ACTIVITY:
Filter the records below and copy every line containing the word "Shift".

[Opening RECORD EXCERPTS section]

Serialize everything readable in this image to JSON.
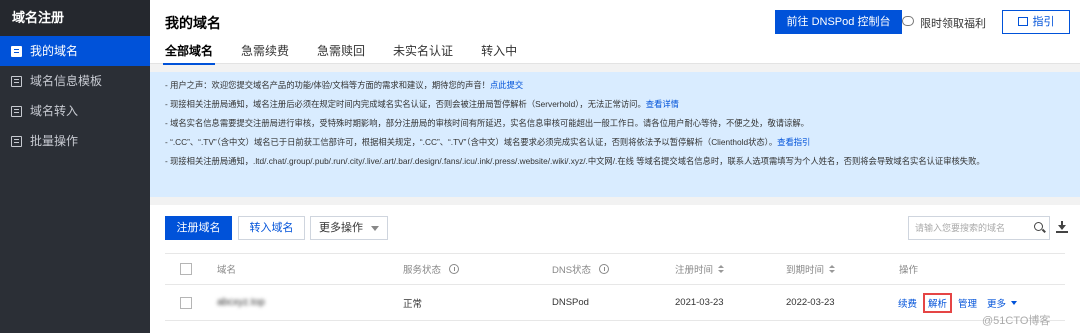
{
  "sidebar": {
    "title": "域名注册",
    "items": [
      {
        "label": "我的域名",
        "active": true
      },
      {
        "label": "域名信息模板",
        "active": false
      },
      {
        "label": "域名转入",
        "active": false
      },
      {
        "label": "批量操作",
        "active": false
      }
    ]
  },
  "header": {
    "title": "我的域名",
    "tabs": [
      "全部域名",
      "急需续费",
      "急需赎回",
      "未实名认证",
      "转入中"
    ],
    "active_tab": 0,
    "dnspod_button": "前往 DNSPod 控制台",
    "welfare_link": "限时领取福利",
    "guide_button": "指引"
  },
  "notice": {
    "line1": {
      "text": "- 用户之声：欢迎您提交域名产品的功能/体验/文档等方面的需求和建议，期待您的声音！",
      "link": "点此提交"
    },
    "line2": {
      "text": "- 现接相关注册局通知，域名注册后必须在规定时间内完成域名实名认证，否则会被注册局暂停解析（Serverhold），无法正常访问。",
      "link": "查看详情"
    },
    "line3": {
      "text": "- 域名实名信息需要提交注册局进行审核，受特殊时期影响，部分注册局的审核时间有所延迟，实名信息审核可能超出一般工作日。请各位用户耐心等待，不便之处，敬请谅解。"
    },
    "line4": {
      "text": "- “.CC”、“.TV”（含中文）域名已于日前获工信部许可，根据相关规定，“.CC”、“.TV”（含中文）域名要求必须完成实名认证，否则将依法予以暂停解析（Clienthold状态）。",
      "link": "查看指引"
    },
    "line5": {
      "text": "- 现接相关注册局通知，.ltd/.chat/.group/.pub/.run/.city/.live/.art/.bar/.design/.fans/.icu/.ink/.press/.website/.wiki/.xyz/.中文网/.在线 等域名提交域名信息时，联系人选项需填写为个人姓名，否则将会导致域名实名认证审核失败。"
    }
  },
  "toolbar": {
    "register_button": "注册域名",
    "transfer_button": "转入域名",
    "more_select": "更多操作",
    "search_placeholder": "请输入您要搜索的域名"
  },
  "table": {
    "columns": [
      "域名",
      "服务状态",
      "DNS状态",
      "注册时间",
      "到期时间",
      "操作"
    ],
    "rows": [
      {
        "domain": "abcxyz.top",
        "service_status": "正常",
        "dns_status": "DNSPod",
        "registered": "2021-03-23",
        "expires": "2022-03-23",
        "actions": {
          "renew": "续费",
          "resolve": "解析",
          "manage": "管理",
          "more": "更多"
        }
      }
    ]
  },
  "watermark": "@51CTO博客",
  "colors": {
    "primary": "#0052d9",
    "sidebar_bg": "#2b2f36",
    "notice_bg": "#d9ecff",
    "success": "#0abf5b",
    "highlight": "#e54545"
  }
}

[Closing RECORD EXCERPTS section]
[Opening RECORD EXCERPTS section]

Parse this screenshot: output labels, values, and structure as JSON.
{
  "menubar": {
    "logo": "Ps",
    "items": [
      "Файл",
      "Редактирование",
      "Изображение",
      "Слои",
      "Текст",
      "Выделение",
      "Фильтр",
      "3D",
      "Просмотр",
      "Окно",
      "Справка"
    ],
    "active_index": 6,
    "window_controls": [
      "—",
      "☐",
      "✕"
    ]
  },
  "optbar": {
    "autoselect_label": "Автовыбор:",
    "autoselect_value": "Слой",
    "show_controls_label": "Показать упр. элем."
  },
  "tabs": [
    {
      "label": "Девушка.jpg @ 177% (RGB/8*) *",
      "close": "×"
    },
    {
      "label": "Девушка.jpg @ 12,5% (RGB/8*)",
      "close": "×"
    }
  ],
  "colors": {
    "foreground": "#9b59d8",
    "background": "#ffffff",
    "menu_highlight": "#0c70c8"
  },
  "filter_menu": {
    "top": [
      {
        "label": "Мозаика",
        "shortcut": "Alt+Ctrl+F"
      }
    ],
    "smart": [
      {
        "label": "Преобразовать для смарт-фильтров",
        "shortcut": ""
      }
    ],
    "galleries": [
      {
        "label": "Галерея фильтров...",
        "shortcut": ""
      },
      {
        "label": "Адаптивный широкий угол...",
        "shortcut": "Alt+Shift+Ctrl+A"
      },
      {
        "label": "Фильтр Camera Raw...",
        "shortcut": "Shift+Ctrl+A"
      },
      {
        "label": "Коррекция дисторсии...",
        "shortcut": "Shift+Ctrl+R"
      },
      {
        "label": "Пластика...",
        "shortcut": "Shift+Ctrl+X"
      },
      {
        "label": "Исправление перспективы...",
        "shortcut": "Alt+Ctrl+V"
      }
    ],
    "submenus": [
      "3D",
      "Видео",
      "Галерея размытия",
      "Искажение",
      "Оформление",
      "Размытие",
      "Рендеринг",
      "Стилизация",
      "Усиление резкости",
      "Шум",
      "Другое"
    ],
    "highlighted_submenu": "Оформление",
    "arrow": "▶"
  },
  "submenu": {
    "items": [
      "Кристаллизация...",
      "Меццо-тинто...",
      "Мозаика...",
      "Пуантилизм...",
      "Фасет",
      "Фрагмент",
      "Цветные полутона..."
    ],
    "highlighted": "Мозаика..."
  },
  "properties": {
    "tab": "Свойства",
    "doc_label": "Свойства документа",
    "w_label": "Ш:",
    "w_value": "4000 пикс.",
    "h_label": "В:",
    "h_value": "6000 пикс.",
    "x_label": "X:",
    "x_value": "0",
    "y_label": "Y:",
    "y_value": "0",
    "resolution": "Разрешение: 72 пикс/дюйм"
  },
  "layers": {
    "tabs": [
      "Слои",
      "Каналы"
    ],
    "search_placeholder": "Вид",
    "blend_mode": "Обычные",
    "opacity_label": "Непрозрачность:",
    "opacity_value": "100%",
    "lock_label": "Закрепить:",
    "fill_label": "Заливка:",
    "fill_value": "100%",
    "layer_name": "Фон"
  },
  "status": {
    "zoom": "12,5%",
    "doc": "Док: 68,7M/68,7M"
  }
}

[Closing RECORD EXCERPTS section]

TASK OUTPUT:
        "shortcut": "Alt+Shift+Ctrl+A"
        "shortcut": "Shift+Ctrl+A"
        "shortcut": "Shift+Ctrl+R"
        "shortcut": "Shift+Ctrl+X"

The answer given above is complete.